WHAT IS REQUIRED:
Once the pictures are set aside, retype the remaining entries exactly.
+++ DATA FOR REVIEW
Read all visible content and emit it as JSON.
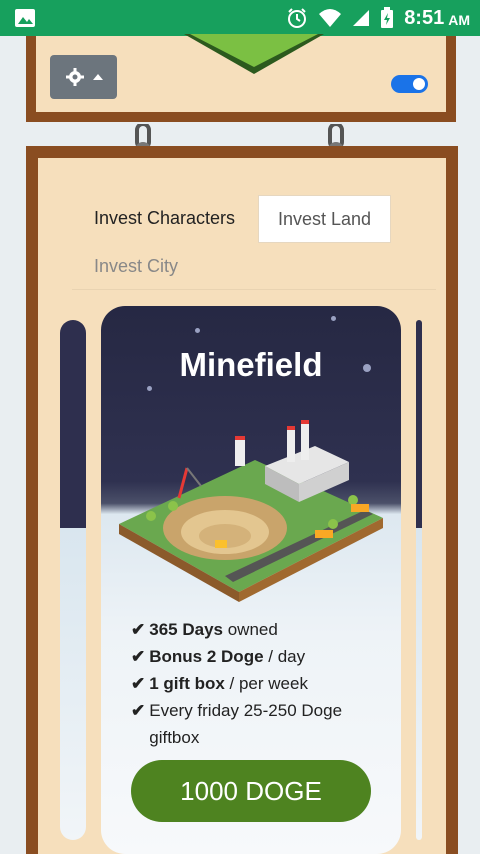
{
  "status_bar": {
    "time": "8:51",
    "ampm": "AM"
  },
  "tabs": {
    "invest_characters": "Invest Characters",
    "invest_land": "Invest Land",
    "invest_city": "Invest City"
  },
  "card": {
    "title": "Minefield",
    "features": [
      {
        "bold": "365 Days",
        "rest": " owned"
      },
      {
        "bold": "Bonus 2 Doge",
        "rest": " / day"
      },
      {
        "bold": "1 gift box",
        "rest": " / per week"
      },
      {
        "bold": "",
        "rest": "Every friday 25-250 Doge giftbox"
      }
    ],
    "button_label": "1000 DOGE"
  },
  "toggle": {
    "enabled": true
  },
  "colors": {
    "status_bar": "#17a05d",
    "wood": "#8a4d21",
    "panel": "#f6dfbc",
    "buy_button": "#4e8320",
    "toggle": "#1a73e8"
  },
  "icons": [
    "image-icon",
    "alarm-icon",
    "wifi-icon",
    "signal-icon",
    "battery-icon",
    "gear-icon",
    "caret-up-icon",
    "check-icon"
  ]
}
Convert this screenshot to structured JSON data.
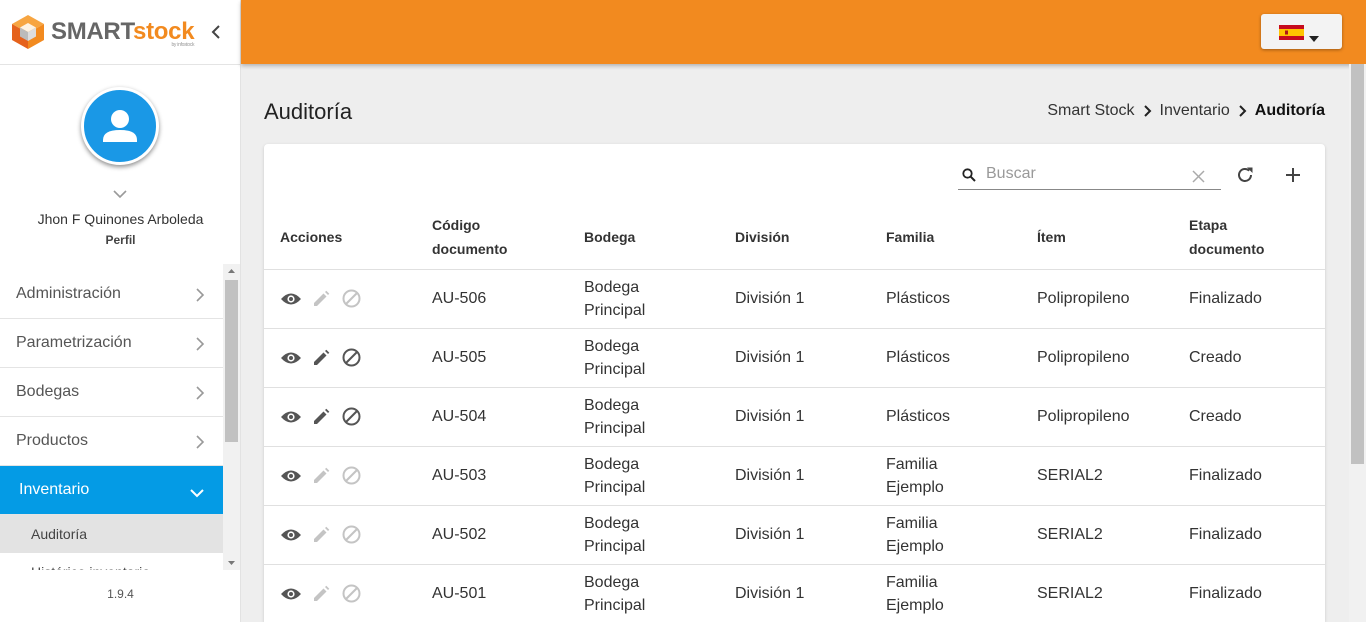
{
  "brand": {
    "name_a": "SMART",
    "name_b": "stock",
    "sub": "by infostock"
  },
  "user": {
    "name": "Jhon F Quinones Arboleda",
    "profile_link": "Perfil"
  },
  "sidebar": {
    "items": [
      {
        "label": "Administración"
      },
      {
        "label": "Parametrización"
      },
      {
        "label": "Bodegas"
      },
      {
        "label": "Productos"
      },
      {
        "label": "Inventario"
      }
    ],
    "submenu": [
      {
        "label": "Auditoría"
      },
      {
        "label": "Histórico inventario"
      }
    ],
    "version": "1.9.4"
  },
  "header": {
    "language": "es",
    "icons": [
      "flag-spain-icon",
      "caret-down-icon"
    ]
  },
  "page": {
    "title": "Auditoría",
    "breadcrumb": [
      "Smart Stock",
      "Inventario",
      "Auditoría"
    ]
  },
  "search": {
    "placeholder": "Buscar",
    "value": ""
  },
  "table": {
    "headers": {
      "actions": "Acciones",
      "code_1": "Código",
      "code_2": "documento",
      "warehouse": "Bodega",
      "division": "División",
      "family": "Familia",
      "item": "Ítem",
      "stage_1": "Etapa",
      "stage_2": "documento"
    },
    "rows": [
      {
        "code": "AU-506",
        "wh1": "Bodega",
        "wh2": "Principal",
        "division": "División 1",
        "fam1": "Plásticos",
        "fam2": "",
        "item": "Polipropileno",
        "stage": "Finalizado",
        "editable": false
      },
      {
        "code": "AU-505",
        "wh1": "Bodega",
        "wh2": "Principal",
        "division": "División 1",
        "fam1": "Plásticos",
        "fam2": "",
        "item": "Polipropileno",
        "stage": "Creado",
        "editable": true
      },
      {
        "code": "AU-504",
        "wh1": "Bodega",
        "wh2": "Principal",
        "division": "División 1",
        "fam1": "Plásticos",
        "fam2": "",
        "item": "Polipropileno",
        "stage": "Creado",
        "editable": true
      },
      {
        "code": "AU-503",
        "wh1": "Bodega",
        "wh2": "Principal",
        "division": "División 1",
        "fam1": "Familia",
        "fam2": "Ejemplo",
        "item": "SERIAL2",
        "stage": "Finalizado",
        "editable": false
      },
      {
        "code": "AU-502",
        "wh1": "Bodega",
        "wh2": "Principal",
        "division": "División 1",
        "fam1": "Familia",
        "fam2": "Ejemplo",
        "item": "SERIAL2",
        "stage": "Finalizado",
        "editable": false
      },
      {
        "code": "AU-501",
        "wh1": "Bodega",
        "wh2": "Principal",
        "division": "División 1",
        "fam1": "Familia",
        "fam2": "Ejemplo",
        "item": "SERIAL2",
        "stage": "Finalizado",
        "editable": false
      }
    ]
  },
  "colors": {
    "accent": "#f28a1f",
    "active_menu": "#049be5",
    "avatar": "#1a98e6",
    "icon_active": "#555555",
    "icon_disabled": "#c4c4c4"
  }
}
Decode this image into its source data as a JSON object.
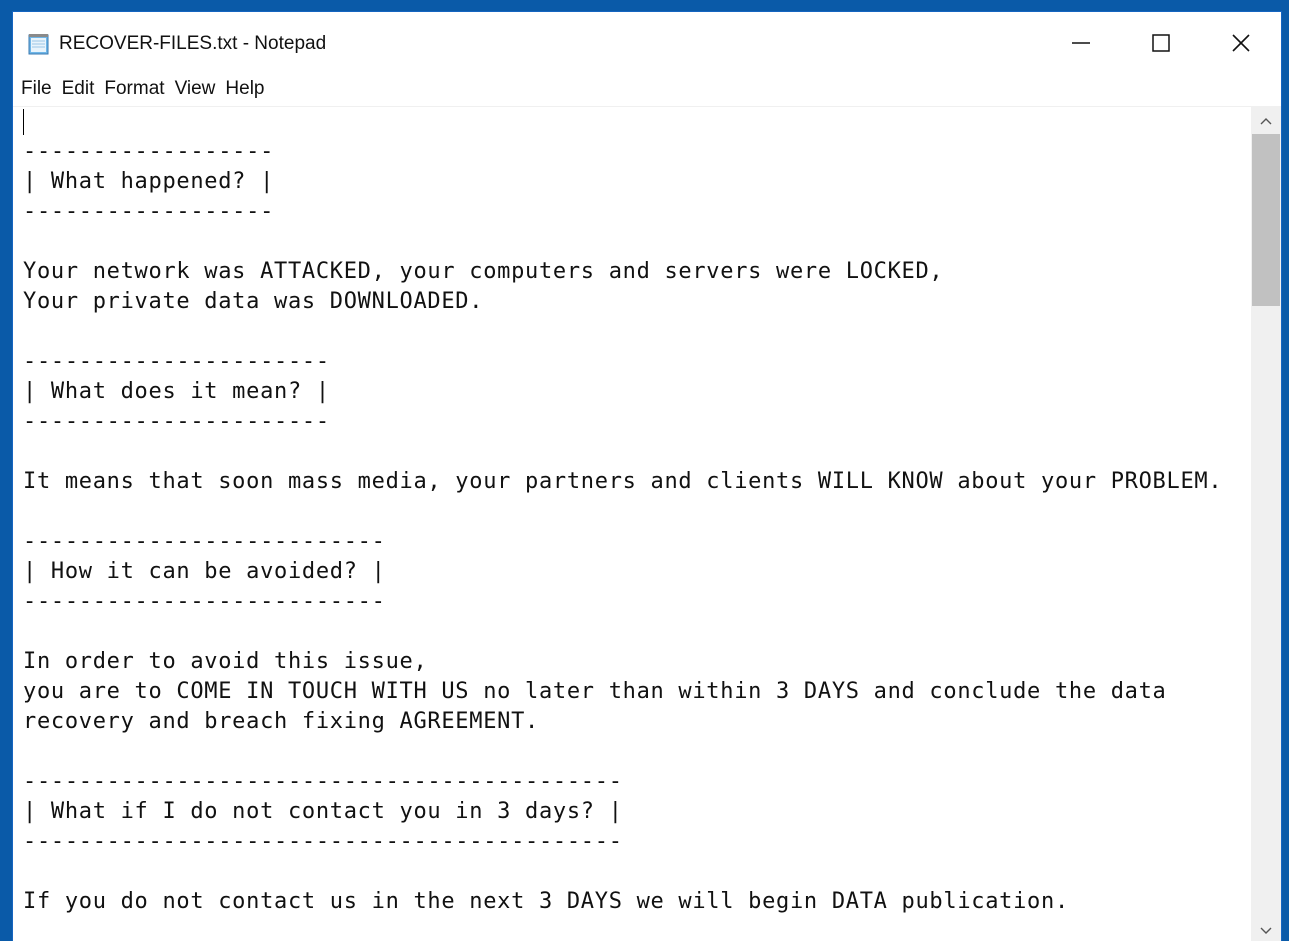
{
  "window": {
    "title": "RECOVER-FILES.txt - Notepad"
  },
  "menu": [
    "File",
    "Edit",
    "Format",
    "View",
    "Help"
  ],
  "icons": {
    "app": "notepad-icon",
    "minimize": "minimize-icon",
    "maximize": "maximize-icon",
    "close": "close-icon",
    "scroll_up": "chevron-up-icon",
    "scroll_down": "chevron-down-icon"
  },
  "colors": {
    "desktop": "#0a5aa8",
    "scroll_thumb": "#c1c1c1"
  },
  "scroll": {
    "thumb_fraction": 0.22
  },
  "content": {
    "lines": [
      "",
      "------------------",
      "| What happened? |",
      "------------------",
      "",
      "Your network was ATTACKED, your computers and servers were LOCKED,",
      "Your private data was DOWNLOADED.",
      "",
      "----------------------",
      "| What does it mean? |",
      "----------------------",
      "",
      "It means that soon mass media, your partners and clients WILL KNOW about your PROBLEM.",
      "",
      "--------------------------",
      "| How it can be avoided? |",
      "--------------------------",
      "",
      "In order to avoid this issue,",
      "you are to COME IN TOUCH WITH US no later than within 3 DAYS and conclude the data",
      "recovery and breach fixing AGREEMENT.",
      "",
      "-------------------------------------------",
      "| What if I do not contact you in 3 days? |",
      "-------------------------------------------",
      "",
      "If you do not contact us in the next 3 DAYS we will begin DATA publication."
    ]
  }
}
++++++
RESPONSE TO THE EXERCISE:
Read all visible content and emit it as JSON.
{
  "status_bar": {
    "time": "8:51",
    "ampm": "AM"
  },
  "tabs": {
    "invest_characters": "Invest Characters",
    "invest_land": "Invest Land",
    "invest_city": "Invest City"
  },
  "card": {
    "title": "Minefield",
    "features": [
      {
        "bold": "365 Days",
        "rest": " owned"
      },
      {
        "bold": "Bonus 2 Doge",
        "rest": " / day"
      },
      {
        "bold": "1 gift box",
        "rest": " / per week"
      },
      {
        "bold": "",
        "rest": "Every friday 25-250 Doge giftbox"
      }
    ],
    "button_label": "1000 DOGE"
  },
  "toggle": {
    "enabled": true
  },
  "colors": {
    "status_bar": "#17a05d",
    "wood": "#8a4d21",
    "panel": "#f6dfbc",
    "buy_button": "#4e8320",
    "toggle": "#1a73e8"
  },
  "icons": [
    "image-icon",
    "alarm-icon",
    "wifi-icon",
    "signal-icon",
    "battery-icon",
    "gear-icon",
    "caret-up-icon",
    "check-icon"
  ]
}
Convert this screenshot to structured JSON data.
{
  "brand": {
    "name_a": "SMART",
    "name_b": "stock",
    "sub": "by infostock"
  },
  "user": {
    "name": "Jhon F Quinones Arboleda",
    "profile_link": "Perfil"
  },
  "sidebar": {
    "items": [
      {
        "label": "Administración"
      },
      {
        "label": "Parametrización"
      },
      {
        "label": "Bodegas"
      },
      {
        "label": "Productos"
      },
      {
        "label": "Inventario"
      }
    ],
    "submenu": [
      {
        "label": "Auditoría"
      },
      {
        "label": "Histórico inventario"
      }
    ],
    "version": "1.9.4"
  },
  "header": {
    "language": "es",
    "icons": [
      "flag-spain-icon",
      "caret-down-icon"
    ]
  },
  "page": {
    "title": "Auditoría",
    "breadcrumb": [
      "Smart Stock",
      "Inventario",
      "Auditoría"
    ]
  },
  "search": {
    "placeholder": "Buscar",
    "value": ""
  },
  "table": {
    "headers": {
      "actions": "Acciones",
      "code_1": "Código",
      "code_2": "documento",
      "warehouse": "Bodega",
      "division": "División",
      "family": "Familia",
      "item": "Ítem",
      "stage_1": "Etapa",
      "stage_2": "documento"
    },
    "rows": [
      {
        "code": "AU-506",
        "wh1": "Bodega",
        "wh2": "Principal",
        "division": "División 1",
        "fam1": "Plásticos",
        "fam2": "",
        "item": "Polipropileno",
        "stage": "Finalizado",
        "editable": false
      },
      {
        "code": "AU-505",
        "wh1": "Bodega",
        "wh2": "Principal",
        "division": "División 1",
        "fam1": "Plásticos",
        "fam2": "",
        "item": "Polipropileno",
        "stage": "Creado",
        "editable": true
      },
      {
        "code": "AU-504",
        "wh1": "Bodega",
        "wh2": "Principal",
        "division": "División 1",
        "fam1": "Plásticos",
        "fam2": "",
        "item": "Polipropileno",
        "stage": "Creado",
        "editable": true
      },
      {
        "code": "AU-503",
        "wh1": "Bodega",
        "wh2": "Principal",
        "division": "División 1",
        "fam1": "Familia",
        "fam2": "Ejemplo",
        "item": "SERIAL2",
        "stage": "Finalizado",
        "editable": false
      },
      {
        "code": "AU-502",
        "wh1": "Bodega",
        "wh2": "Principal",
        "division": "División 1",
        "fam1": "Familia",
        "fam2": "Ejemplo",
        "item": "SERIAL2",
        "stage": "Finalizado",
        "editable": false
      },
      {
        "code": "AU-501",
        "wh1": "Bodega",
        "wh2": "Principal",
        "division": "División 1",
        "fam1": "Familia",
        "fam2": "Ejemplo",
        "item": "SERIAL2",
        "stage": "Finalizado",
        "editable": false
      }
    ]
  },
  "colors": {
    "accent": "#f28a1f",
    "active_menu": "#049be5",
    "avatar": "#1a98e6",
    "icon_active": "#555555",
    "icon_disabled": "#c4c4c4"
  }
}
Decode this image into its source data as a JSON object.
{
  "window": {
    "title": "RECOVER-FILES.txt - Notepad"
  },
  "menu": [
    "File",
    "Edit",
    "Format",
    "View",
    "Help"
  ],
  "icons": {
    "app": "notepad-icon",
    "minimize": "minimize-icon",
    "maximize": "maximize-icon",
    "close": "close-icon",
    "scroll_up": "chevron-up-icon",
    "scroll_down": "chevron-down-icon"
  },
  "colors": {
    "desktop": "#0a5aa8",
    "scroll_thumb": "#c1c1c1"
  },
  "scroll": {
    "thumb_fraction": 0.22
  },
  "content": {
    "lines": [
      "",
      "------------------",
      "| What happened? |",
      "------------------",
      "",
      "Your network was ATTACKED, your computers and servers were LOCKED,",
      "Your private data was DOWNLOADED.",
      "",
      "----------------------",
      "| What does it mean? |",
      "----------------------",
      "",
      "It means that soon mass media, your partners and clients WILL KNOW about your PROBLEM.",
      "",
      "--------------------------",
      "| How it can be avoided? |",
      "--------------------------",
      "",
      "In order to avoid this issue,",
      "you are to COME IN TOUCH WITH US no later than within 3 DAYS and conclude the data",
      "recovery and breach fixing AGREEMENT.",
      "",
      "-------------------------------------------",
      "| What if I do not contact you in 3 days? |",
      "-------------------------------------------",
      "",
      "If you do not contact us in the next 3 DAYS we will begin DATA publication."
    ]
  }
}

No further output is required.